Tasnerku + 1
Thirteen sculptures, measuring approximately 36 m in length
Twelve elements, each: 45 x 43 x 26 cm, disk 120 cm ø
Thirteenth element: 110 x 90 x 53 cm, disk 245 cm ø
Basalt, Corten steel, steel cables, 2015
Compared to Tasnerku (Twelve) presented in Venice, for his solo exhibition in Milan, Ohanjanyan has added a 13th element that is much larger in size and set outside the diagonal line formed by the twelve elements.
The thirteen basalt stones each rest on a Corten steel disk; the disks that are set out diagonally – almost like a sequence of pages – are engraved with the verses of Aravot Luso, a hymn composed by Nersēs Shnorhali, a 12th century theologian and poet and Catholic Patriarch of Armenia, whose poem invites us to contemplate Christ through nature.
Ohanjanyan’s work, on the other hand, focuses on the writing of the hymn, whose thirty-six versus all begin with a letter from the Armenian alphabet: so they are more a tribute to the unifying language of tradition than the actual content of the poem itself.
According to musical theory, although the interval in the thirteen chord contains all the different notes, it is absolutely dissonant, symbolising a transition, a door.
Tasnerku + 1’s rhythm is an echo of the 223 basalt megaliths found on the archaeological site of Karahunj (Carahunge) in southern Armenia: dating back to the sixth millennium B.C. This location probably owes its name to the words kar (stone) and hunge (sound) and would , therefore, appear to allude to “talking stones”, possibly due to the sound the wind makes as it passes through the holes in the Menhirs.

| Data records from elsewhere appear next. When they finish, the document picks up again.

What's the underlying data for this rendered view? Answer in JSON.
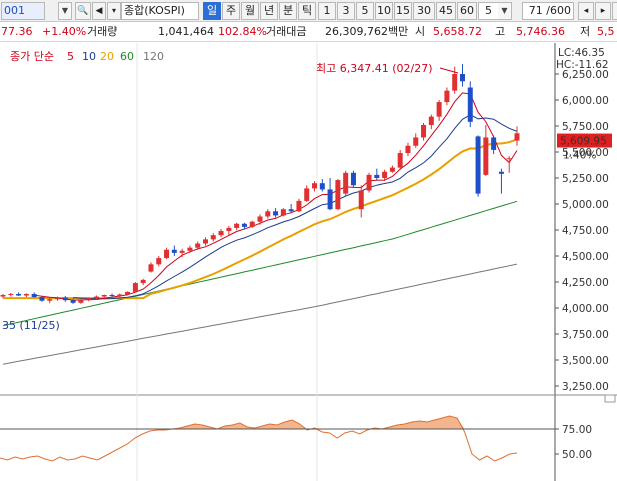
{
  "toolbar": {
    "code": "001",
    "name": "종합(KOSPI)",
    "period_tabs": [
      "일",
      "주",
      "월",
      "년",
      "분",
      "틱"
    ],
    "selected_period": "일",
    "interval_buttons": [
      "1",
      "3",
      "5",
      "10",
      "15",
      "30",
      "45",
      "60"
    ],
    "interval_dropdown": "5",
    "page_counter": "71 /600"
  },
  "quote_bar": {
    "price": "77.36",
    "change_pct": "+1.40%",
    "volume_label": "거래량",
    "volume": "1,041,464",
    "volume_ratio": "102.84%",
    "amount_label": "거래대금",
    "amount": "26,309,762백만",
    "open_label": "시",
    "open": "5,658.72",
    "high_label": "고",
    "high": "5,746.36",
    "low_label": "저",
    "low": "5,5"
  },
  "legend": {
    "title": "종가 단순",
    "periods": [
      "5",
      "10",
      "20",
      "60",
      "120"
    ],
    "colors": [
      "#d0021b",
      "#1d3c8f",
      "#e8a000",
      "#1e8a2c",
      "#777777"
    ]
  },
  "annotations": {
    "high_label": "최고 6,347.41 (02/27)",
    "low_label": "35 (11/25)",
    "lc_label": "LC:46.35",
    "hc_label": "HC:-11.62",
    "current_price": "5,609.95",
    "current_pct": "1.40%"
  },
  "colors": {
    "up": "#e03030",
    "down": "#1f4fc8",
    "price_box": "#e02020",
    "osc_fill": "#f4b48c",
    "osc_line": "#e07030"
  },
  "chart_data": {
    "type": "candlestick",
    "y_axis": {
      "ticks": [
        "6,250.00",
        "6,000.00",
        "5,750.00",
        "5,500.00",
        "5,250.00",
        "5,000.00",
        "4,750.00",
        "4,500.00",
        "4,250.00",
        "4,000.00",
        "3,750.00",
        "3,500.00",
        "3,250.00"
      ],
      "range": [
        3180,
        6380
      ]
    },
    "candles": [
      {
        "o": 4110,
        "h": 4135,
        "l": 4095,
        "c": 4125
      },
      {
        "o": 4125,
        "h": 4145,
        "l": 4110,
        "c": 4135
      },
      {
        "o": 4135,
        "h": 4150,
        "l": 4115,
        "c": 4120
      },
      {
        "o": 4120,
        "h": 4140,
        "l": 4105,
        "c": 4135
      },
      {
        "o": 4135,
        "h": 4150,
        "l": 4100,
        "c": 4105
      },
      {
        "o": 4105,
        "h": 4115,
        "l": 4060,
        "c": 4070
      },
      {
        "o": 4070,
        "h": 4095,
        "l": 4045,
        "c": 4085
      },
      {
        "o": 4085,
        "h": 4110,
        "l": 4070,
        "c": 4100
      },
      {
        "o": 4100,
        "h": 4115,
        "l": 4060,
        "c": 4075
      },
      {
        "o": 4075,
        "h": 4090,
        "l": 4040,
        "c": 4050
      },
      {
        "o": 4050,
        "h": 4085,
        "l": 4040,
        "c": 4080
      },
      {
        "o": 4080,
        "h": 4100,
        "l": 4065,
        "c": 4095
      },
      {
        "o": 4095,
        "h": 4120,
        "l": 4080,
        "c": 4110
      },
      {
        "o": 4110,
        "h": 4130,
        "l": 4095,
        "c": 4125
      },
      {
        "o": 4125,
        "h": 4140,
        "l": 4110,
        "c": 4115
      },
      {
        "o": 4115,
        "h": 4140,
        "l": 4105,
        "c": 4130
      },
      {
        "o": 4130,
        "h": 4160,
        "l": 4120,
        "c": 4155
      },
      {
        "o": 4155,
        "h": 4250,
        "l": 4150,
        "c": 4240
      },
      {
        "o": 4240,
        "h": 4280,
        "l": 4220,
        "c": 4270
      },
      {
        "o": 4350,
        "h": 4440,
        "l": 4340,
        "c": 4420
      },
      {
        "o": 4420,
        "h": 4500,
        "l": 4400,
        "c": 4480
      },
      {
        "o": 4480,
        "h": 4580,
        "l": 4470,
        "c": 4560
      },
      {
        "o": 4560,
        "h": 4600,
        "l": 4500,
        "c": 4530
      },
      {
        "o": 4530,
        "h": 4570,
        "l": 4490,
        "c": 4550
      },
      {
        "o": 4550,
        "h": 4600,
        "l": 4530,
        "c": 4580
      },
      {
        "o": 4580,
        "h": 4640,
        "l": 4560,
        "c": 4620
      },
      {
        "o": 4620,
        "h": 4680,
        "l": 4600,
        "c": 4660
      },
      {
        "o": 4660,
        "h": 4720,
        "l": 4640,
        "c": 4700
      },
      {
        "o": 4700,
        "h": 4760,
        "l": 4680,
        "c": 4740
      },
      {
        "o": 4740,
        "h": 4790,
        "l": 4700,
        "c": 4770
      },
      {
        "o": 4770,
        "h": 4820,
        "l": 4750,
        "c": 4810
      },
      {
        "o": 4810,
        "h": 4820,
        "l": 4760,
        "c": 4780
      },
      {
        "o": 4780,
        "h": 4840,
        "l": 4770,
        "c": 4830
      },
      {
        "o": 4830,
        "h": 4900,
        "l": 4800,
        "c": 4880
      },
      {
        "o": 4880,
        "h": 4950,
        "l": 4860,
        "c": 4930
      },
      {
        "o": 4930,
        "h": 4960,
        "l": 4870,
        "c": 4890
      },
      {
        "o": 4890,
        "h": 4960,
        "l": 4880,
        "c": 4950
      },
      {
        "o": 4950,
        "h": 5000,
        "l": 4910,
        "c": 4930
      },
      {
        "o": 4930,
        "h": 5050,
        "l": 4920,
        "c": 5030
      },
      {
        "o": 5030,
        "h": 5180,
        "l": 5020,
        "c": 5150
      },
      {
        "o": 5150,
        "h": 5220,
        "l": 5120,
        "c": 5200
      },
      {
        "o": 5200,
        "h": 5240,
        "l": 5120,
        "c": 5140
      },
      {
        "o": 5140,
        "h": 5250,
        "l": 4940,
        "c": 4950
      },
      {
        "o": 4950,
        "h": 5240,
        "l": 4940,
        "c": 5230
      },
      {
        "o": 5100,
        "h": 5320,
        "l": 5080,
        "c": 5300
      },
      {
        "o": 5300,
        "h": 5320,
        "l": 5160,
        "c": 5180
      },
      {
        "o": 4950,
        "h": 5180,
        "l": 4870,
        "c": 5130
      },
      {
        "o": 5130,
        "h": 5300,
        "l": 5110,
        "c": 5280
      },
      {
        "o": 5280,
        "h": 5340,
        "l": 5230,
        "c": 5250
      },
      {
        "o": 5250,
        "h": 5330,
        "l": 5220,
        "c": 5310
      },
      {
        "o": 5310,
        "h": 5370,
        "l": 5300,
        "c": 5350
      },
      {
        "o": 5350,
        "h": 5520,
        "l": 5330,
        "c": 5490
      },
      {
        "o": 5490,
        "h": 5590,
        "l": 5460,
        "c": 5560
      },
      {
        "o": 5560,
        "h": 5680,
        "l": 5540,
        "c": 5640
      },
      {
        "o": 5640,
        "h": 5780,
        "l": 5610,
        "c": 5760
      },
      {
        "o": 5760,
        "h": 5860,
        "l": 5720,
        "c": 5840
      },
      {
        "o": 5840,
        "h": 6000,
        "l": 5800,
        "c": 5980
      },
      {
        "o": 5980,
        "h": 6120,
        "l": 5950,
        "c": 6090
      },
      {
        "o": 6090,
        "h": 6320,
        "l": 6060,
        "c": 6250
      },
      {
        "o": 6250,
        "h": 6347,
        "l": 6130,
        "c": 6180
      },
      {
        "o": 6120,
        "h": 6180,
        "l": 5740,
        "c": 5790
      },
      {
        "o": 5650,
        "h": 5660,
        "l": 5070,
        "c": 5100
      },
      {
        "o": 5280,
        "h": 5760,
        "l": 5270,
        "c": 5640
      },
      {
        "o": 5640,
        "h": 5660,
        "l": 5480,
        "c": 5520
      },
      {
        "o": 5310,
        "h": 5340,
        "l": 5100,
        "c": 5290
      },
      {
        "o": 5430,
        "h": 5460,
        "l": 5300,
        "c": 5440
      },
      {
        "o": 5610,
        "h": 5746,
        "l": 5560,
        "c": 5680
      }
    ],
    "oscillator": {
      "ticks": [
        "75.00",
        "50.00"
      ],
      "values": [
        46,
        44,
        47,
        45,
        47,
        48,
        45,
        43,
        47,
        44,
        45,
        48,
        46,
        44,
        48,
        52,
        56,
        60,
        66,
        70,
        73,
        74,
        74,
        75,
        76,
        78,
        80,
        79,
        77,
        75,
        78,
        79,
        81,
        77,
        76,
        78,
        80,
        79,
        82,
        84,
        80,
        74,
        76,
        72,
        71,
        66,
        71,
        73,
        70,
        74,
        76,
        75,
        77,
        79,
        80,
        82,
        83,
        82,
        84,
        86,
        88,
        86,
        72,
        50,
        44,
        48,
        43,
        46,
        50,
        51
      ]
    }
  }
}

80 megaliths inside the complex have circular holes in their top section and this, as in the case with the stones at Stonehenge (from a much later date), meant that many believed it to be the world’s oldest astronomical observatory; it is actually more likely to be a huge and highly elaborate necropolis, whose holes would have the symbolic value of providing a passageway to some intangible reality.